But even some of the people who thought they’d seen it all were gobsmacked by Ida. Hurricane Isaac flooded 7,000 homes in St. John, and most people in the parish believe that Ida was worse. An initial assessment of 2,500 structures revealed that 60% of those sustained major damage and 10% were outright destroyed, according to the parish. Another unofficial tally are the mounds of demolition debris outside of houses in LaPlace. Some are as high as the houses they once filled. Water marks are a third metric. After Isaac, the water line on Frances Cosme’s walls in the River Forest neighborhood came up to her shin. This time, it came up to her thigh. “Ida was much, much worse,” Cosme said. “We lost so much more.”
LaPlace got hit with a double whammy.
Hurricane Ida’s winds caused wind and rain damage everywhere. But in the part of LaPlace near Lake Pontchartrain, residents were also socked with water whipping in from the lake. For more than 50 years, officials have touted a levee as the answer to St. John’s woes. But it wasn’t fully funded until 2018 — largely as a result of the outrage over Isaac. The U.S. Army Corps of Engineers is still calculating Ida’s storm surge. But according to preliminary assessments, it does seem that the long-planned levee would have blocked the surge, according to Ricky Boyett, a spokesman for the Corps. Meanwhile, the storm appears to have done little damage to the levee project itself — in large part because construction had yet to begin. Instead, the corps was building access roads over impassable, swampy land and stockpiling fill material. Boyett said that while the corps is heavily involved in relief and recovery operations across Louisiana, it’s forging ahead with work on the levee. “We’re still tracking on the same schedule,” Boyett said.
The levee construction is a mix of areas that have never has a levee and open water.

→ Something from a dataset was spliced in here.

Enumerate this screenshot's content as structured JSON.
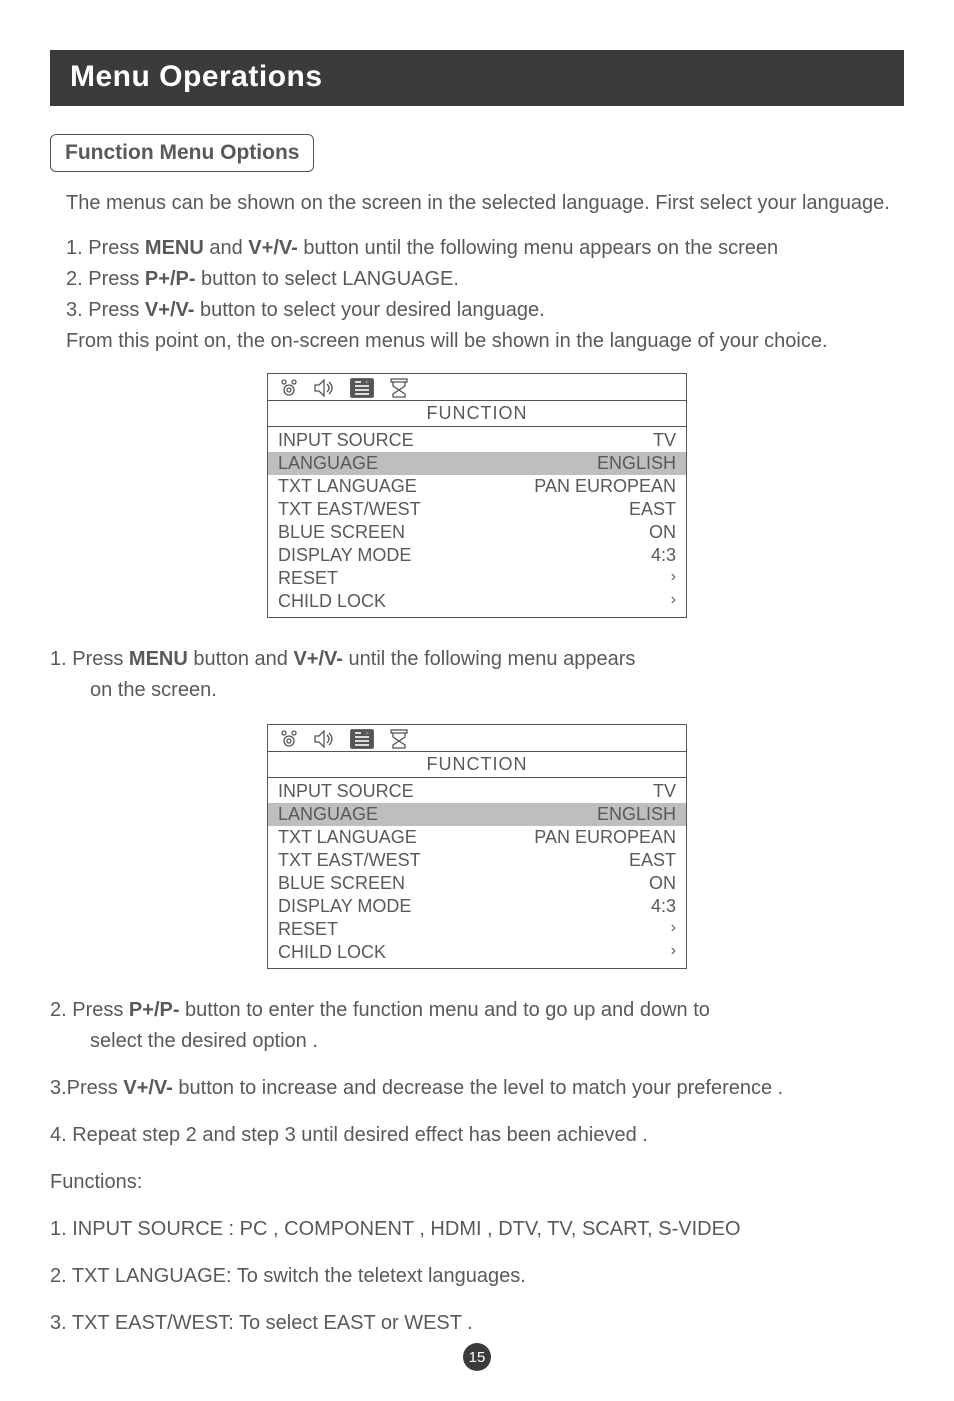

Much of the project is planned for geography that’s never had any type of levee before, including open water. This year, the Corps plans to start building a test section. While the official word is that the project’s timeline hasn’t slipped, some parish residents wonder if it could actually be accelerated. Hotard, who met with top corps officials and President Joe Biden after Hurricane Ida, said she’s in “daily” talks about the project. At a minimum, the storm will allow the levee’s designers to fine-tune their plans, she said. “Now they get to see, really, what a storm can do,” she said. “I believe this may even allow them to make improvements to the levee that they were actually going to construct, because they got to see some real devastation in real time.”
Yes, the promise is there but how long can you hold out when all you have is a promise?

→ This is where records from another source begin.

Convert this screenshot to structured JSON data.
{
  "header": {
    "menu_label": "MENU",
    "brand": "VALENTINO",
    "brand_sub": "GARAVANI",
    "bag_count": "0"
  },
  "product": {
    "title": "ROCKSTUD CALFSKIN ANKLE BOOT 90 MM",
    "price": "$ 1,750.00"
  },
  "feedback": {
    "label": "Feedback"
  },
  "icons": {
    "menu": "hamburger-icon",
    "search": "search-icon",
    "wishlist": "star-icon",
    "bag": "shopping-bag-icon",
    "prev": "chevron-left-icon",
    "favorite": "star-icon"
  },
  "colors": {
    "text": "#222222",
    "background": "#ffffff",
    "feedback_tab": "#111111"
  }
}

Hotard’s own home was damaged. She urged residents to stick it out. “Levee protection is coming,” she said. “We know that it’s tough when you’re gutting your home out. All you can think about in that moment is, ‘I never want to do this again.’ However, I believe that the community spirit we have in St. John is unmatched.” Still, the levee’s promise rings hollow for some residents who’ve heard it all before. Man-made climate change is making the Gulf of Mexico a more dangerous place, and they worry that before the levee is completed, another storm will wreck their properties for a third time. It’s the dread of waiting for that next storm, rather than the frustration of gutting and rebuilding, that makes some residents want to go.

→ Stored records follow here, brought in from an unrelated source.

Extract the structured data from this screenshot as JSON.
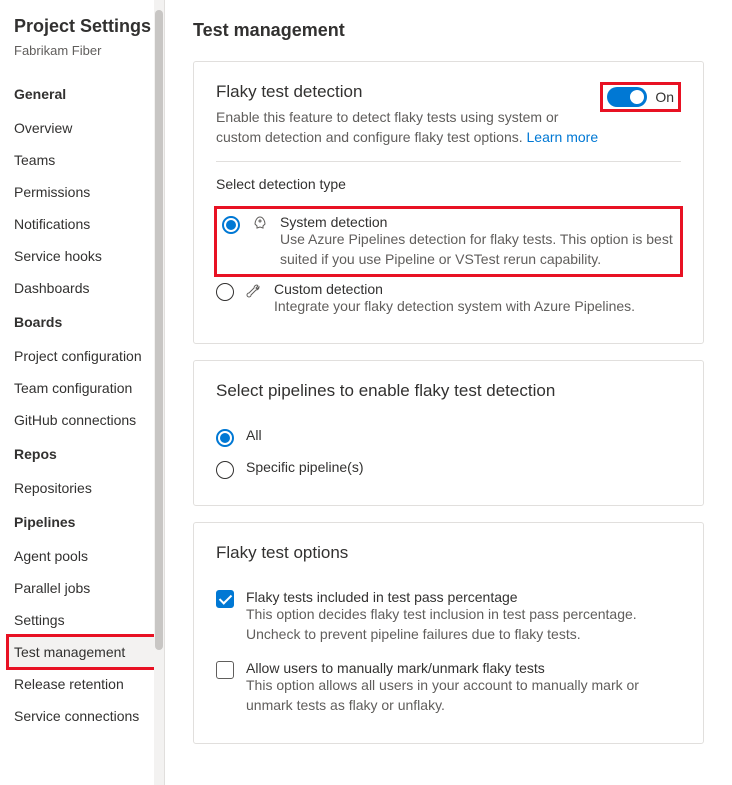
{
  "sidebar": {
    "title": "Project Settings",
    "subtitle": "Fabrikam Fiber",
    "groups": [
      {
        "header": "General",
        "items": [
          "Overview",
          "Teams",
          "Permissions",
          "Notifications",
          "Service hooks",
          "Dashboards"
        ]
      },
      {
        "header": "Boards",
        "items": [
          "Project configuration",
          "Team configuration",
          "GitHub connections"
        ]
      },
      {
        "header": "Repos",
        "items": [
          "Repositories"
        ]
      },
      {
        "header": "Pipelines",
        "items": [
          "Agent pools",
          "Parallel jobs",
          "Settings",
          "Test management",
          "Release retention",
          "Service connections"
        ]
      }
    ],
    "selected": "Test management"
  },
  "page": {
    "title": "Test management"
  },
  "flaky": {
    "title": "Flaky test detection",
    "description": "Enable this feature to detect flaky tests using system or custom detection and configure flaky test options.",
    "learn_more": "Learn more",
    "toggle_label": "On",
    "detection_header": "Select detection type",
    "system": {
      "title": "System detection",
      "desc": "Use Azure Pipelines detection for flaky tests. This option is best suited if you use Pipeline or VSTest rerun capability."
    },
    "custom": {
      "title": "Custom detection",
      "desc": "Integrate your flaky detection system with Azure Pipelines."
    }
  },
  "pipelines": {
    "title": "Select pipelines to enable flaky test detection",
    "all": "All",
    "specific": "Specific pipeline(s)"
  },
  "options": {
    "title": "Flaky test options",
    "opt1_title": "Flaky tests included in test pass percentage",
    "opt1_desc": "This option decides flaky test inclusion in test pass percentage. Uncheck to prevent pipeline failures due to flaky tests.",
    "opt2_title": "Allow users to manually mark/unmark flaky tests",
    "opt2_desc": "This option allows all users in your account to manually mark or unmark tests as flaky or unflaky."
  }
}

Where do you go? You have to know there is a job there unless you are retired and often that has family ties. Do you stay close or go far afield?
Wheat might move to Texas. Another LaPlace resident, Jerome Gooden, said he might go to Gonzales. But Cosme and her husband haven’t decided what comes next. She still thinks about the storm surge rushing against her home’s northern wall. “A lot of our neighbors say, ‘we’re gonna just sell, because we’ve been promised the levee and we’re just waiting and waiting,’” she said. “It’s just a shame.”
Of course every part of the country has weather problems and you might just be trading hurricanes for tornadoes, oh. I forgot, we get those too! But there is a limit to peoples patience and each of us has different limits.